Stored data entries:
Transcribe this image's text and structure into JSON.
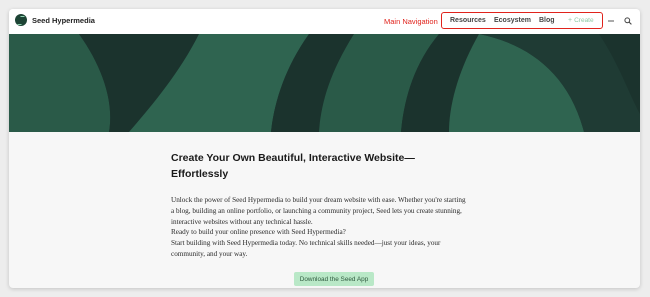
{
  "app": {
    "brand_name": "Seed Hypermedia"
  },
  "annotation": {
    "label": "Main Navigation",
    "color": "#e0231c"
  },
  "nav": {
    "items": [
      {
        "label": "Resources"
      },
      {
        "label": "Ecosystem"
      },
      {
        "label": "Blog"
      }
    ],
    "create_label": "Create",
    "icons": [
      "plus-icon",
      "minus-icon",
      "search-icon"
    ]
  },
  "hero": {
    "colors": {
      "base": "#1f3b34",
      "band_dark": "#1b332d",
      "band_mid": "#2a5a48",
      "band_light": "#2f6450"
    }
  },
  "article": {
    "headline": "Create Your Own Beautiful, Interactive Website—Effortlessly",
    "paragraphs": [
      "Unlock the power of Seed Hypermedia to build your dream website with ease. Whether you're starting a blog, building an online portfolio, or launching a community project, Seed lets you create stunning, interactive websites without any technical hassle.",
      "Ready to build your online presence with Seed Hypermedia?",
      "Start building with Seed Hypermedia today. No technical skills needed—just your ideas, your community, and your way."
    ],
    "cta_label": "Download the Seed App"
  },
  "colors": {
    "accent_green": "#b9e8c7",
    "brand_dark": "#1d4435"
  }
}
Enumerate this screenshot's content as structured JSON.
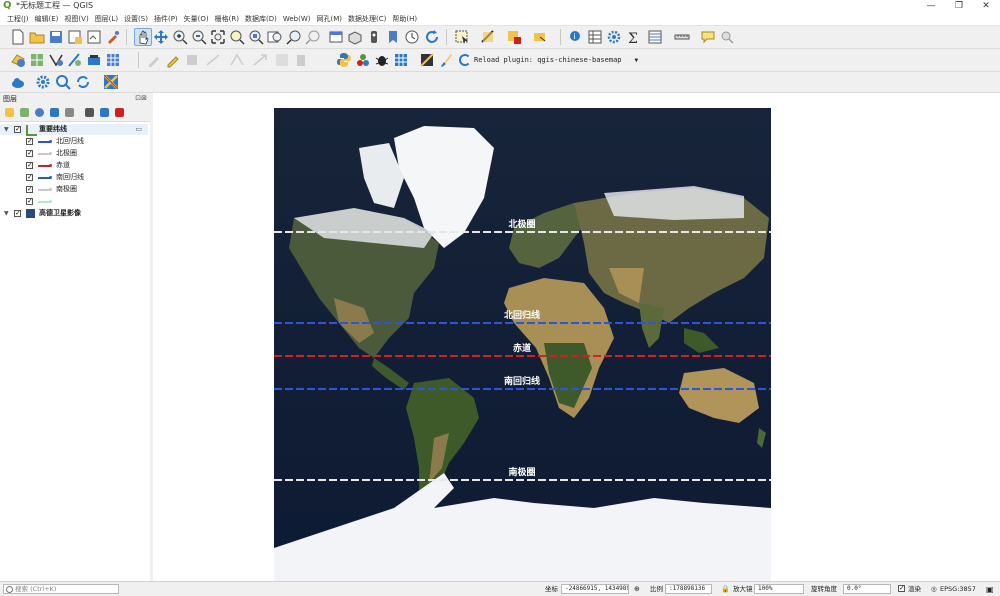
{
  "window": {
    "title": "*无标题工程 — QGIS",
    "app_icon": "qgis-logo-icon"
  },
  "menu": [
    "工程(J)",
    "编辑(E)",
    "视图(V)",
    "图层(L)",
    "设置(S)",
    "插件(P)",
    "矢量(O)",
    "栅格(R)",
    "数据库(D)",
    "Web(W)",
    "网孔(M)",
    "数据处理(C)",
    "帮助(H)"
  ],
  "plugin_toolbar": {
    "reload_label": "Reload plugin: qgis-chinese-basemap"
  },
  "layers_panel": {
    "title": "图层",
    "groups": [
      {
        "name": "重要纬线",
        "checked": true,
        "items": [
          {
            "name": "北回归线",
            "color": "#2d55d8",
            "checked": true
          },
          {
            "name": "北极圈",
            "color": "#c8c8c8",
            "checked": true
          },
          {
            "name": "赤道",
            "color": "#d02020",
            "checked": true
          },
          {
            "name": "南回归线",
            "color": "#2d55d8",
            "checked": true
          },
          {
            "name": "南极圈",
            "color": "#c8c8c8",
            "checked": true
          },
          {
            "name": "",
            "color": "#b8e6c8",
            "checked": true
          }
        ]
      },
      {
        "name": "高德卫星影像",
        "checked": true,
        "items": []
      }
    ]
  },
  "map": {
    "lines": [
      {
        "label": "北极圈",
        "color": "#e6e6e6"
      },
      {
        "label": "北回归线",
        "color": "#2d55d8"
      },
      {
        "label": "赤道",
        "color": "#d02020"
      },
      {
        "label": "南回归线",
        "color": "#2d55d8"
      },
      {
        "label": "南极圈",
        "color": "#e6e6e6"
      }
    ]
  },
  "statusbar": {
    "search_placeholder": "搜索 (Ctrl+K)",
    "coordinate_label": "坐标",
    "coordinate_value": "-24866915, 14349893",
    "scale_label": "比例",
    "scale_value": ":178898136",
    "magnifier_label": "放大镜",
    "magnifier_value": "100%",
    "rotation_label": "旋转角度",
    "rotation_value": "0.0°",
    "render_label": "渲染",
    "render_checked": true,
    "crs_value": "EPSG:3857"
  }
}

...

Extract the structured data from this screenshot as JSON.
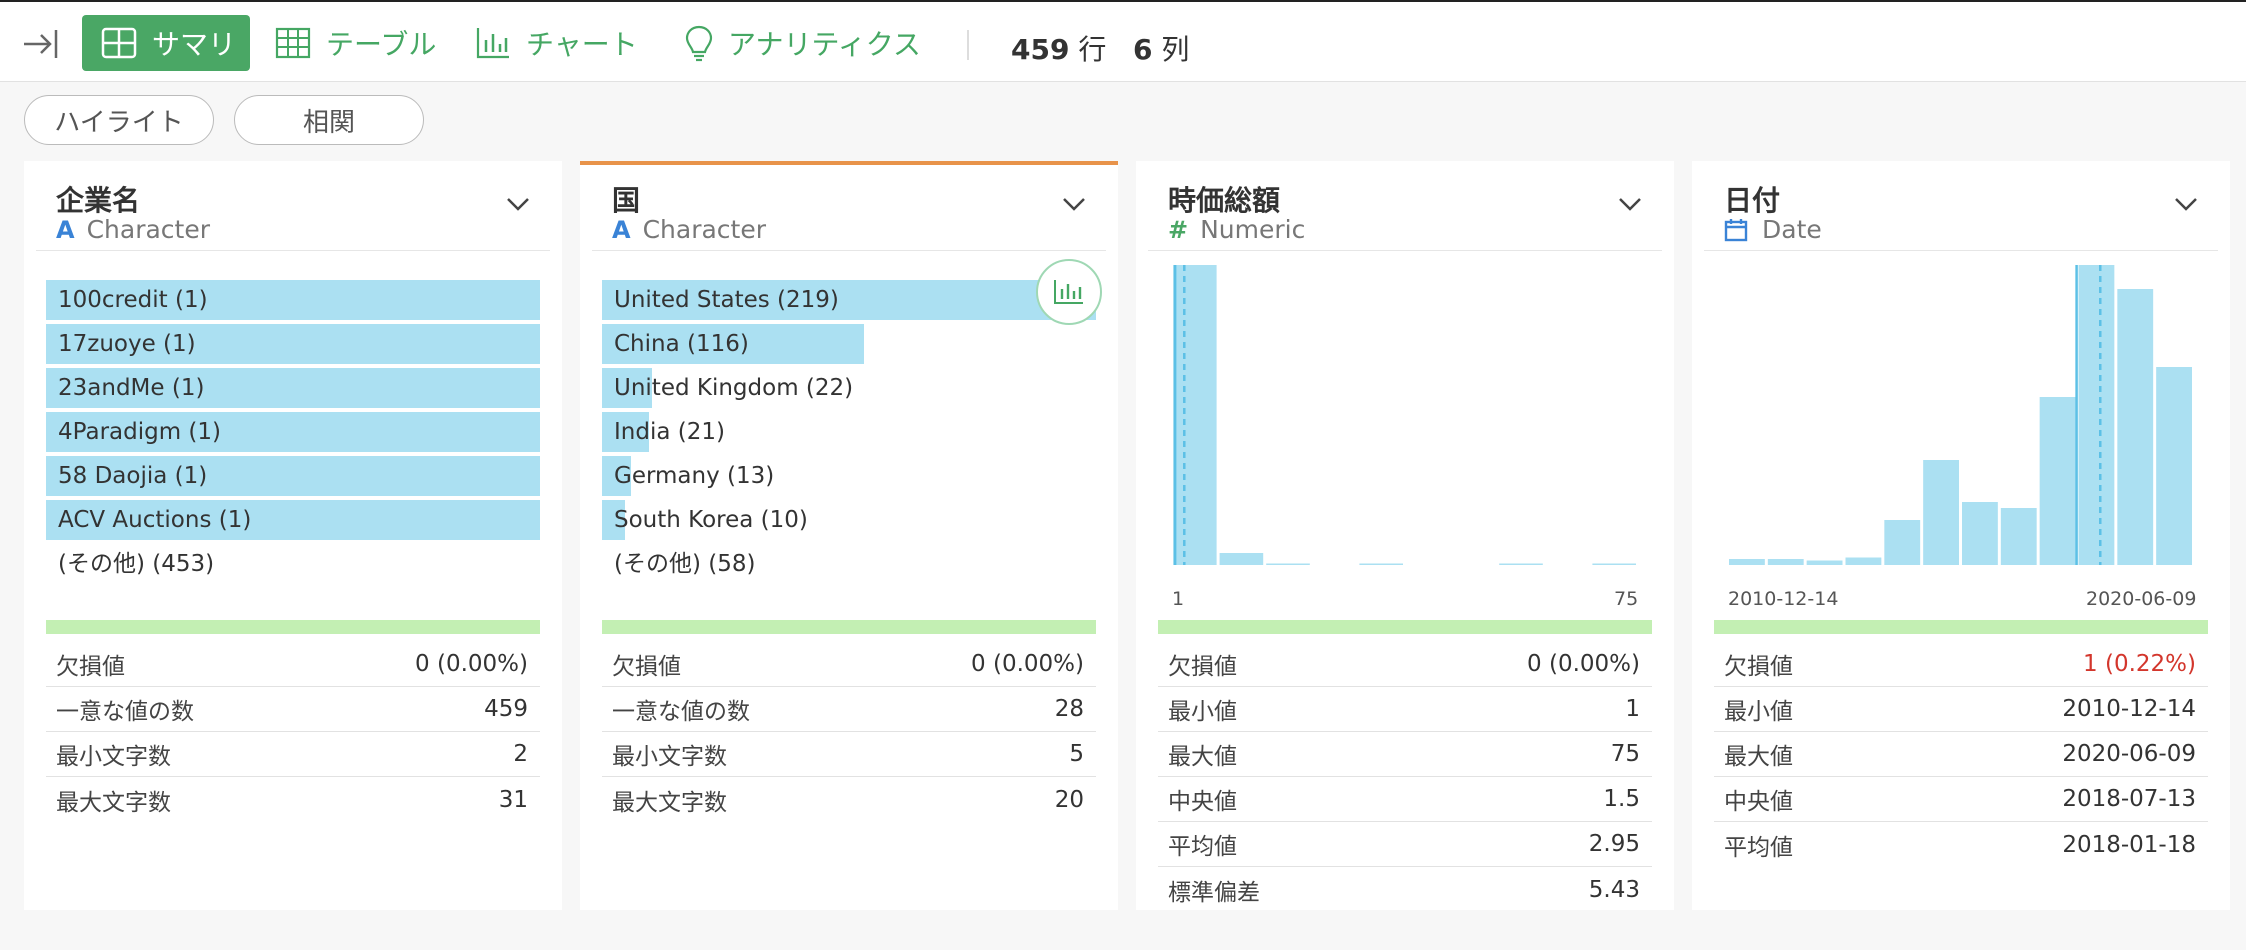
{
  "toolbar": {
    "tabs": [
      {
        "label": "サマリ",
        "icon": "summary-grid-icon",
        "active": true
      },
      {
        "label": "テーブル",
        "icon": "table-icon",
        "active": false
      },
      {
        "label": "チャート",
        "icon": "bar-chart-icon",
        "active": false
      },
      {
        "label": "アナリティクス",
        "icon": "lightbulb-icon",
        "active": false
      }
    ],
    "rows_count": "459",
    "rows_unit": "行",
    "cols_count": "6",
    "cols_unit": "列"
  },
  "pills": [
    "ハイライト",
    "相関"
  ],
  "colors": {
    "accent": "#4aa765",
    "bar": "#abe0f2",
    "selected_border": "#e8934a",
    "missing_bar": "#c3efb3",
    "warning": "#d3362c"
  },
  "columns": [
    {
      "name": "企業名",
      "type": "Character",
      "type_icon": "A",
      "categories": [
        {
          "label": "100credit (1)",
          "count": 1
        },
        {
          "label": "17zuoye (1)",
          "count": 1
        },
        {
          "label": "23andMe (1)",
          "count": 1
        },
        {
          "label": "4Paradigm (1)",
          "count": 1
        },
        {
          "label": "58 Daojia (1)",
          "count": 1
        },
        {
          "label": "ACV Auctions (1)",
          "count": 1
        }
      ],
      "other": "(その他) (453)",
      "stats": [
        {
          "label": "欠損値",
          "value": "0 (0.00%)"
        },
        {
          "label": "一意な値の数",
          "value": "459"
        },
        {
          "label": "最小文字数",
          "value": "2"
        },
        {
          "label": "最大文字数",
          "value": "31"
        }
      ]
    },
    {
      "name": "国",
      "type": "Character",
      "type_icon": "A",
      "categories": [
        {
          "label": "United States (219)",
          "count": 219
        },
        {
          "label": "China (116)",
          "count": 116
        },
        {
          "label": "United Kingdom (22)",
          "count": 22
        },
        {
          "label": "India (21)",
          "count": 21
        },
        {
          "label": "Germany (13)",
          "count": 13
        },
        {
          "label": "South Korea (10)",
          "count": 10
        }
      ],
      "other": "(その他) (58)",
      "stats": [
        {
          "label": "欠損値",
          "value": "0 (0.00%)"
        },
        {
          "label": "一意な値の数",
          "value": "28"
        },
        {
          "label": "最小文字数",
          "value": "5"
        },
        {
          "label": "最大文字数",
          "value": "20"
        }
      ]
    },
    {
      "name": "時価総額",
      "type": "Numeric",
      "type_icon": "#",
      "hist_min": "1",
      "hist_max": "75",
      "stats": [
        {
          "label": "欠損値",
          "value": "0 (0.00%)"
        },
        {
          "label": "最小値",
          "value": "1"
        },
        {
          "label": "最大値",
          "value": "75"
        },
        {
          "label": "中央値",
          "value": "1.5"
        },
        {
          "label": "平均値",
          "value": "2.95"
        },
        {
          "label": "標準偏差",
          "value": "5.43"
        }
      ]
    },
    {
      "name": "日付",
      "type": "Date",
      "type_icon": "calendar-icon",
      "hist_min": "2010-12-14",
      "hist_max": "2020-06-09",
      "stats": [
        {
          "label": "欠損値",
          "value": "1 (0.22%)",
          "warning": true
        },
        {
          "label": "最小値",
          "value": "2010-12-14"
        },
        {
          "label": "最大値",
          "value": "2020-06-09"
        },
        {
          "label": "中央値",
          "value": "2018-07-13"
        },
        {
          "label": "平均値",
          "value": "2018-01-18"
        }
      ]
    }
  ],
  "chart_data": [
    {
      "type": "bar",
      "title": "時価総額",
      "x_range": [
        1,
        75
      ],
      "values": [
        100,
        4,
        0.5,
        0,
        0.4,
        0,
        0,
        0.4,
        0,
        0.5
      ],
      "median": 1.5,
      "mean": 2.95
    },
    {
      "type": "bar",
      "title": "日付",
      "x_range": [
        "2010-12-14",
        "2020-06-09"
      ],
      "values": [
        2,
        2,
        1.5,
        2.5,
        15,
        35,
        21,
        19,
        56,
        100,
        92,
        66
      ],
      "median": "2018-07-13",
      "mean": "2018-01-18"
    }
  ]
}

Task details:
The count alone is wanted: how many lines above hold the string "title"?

Answer section:
4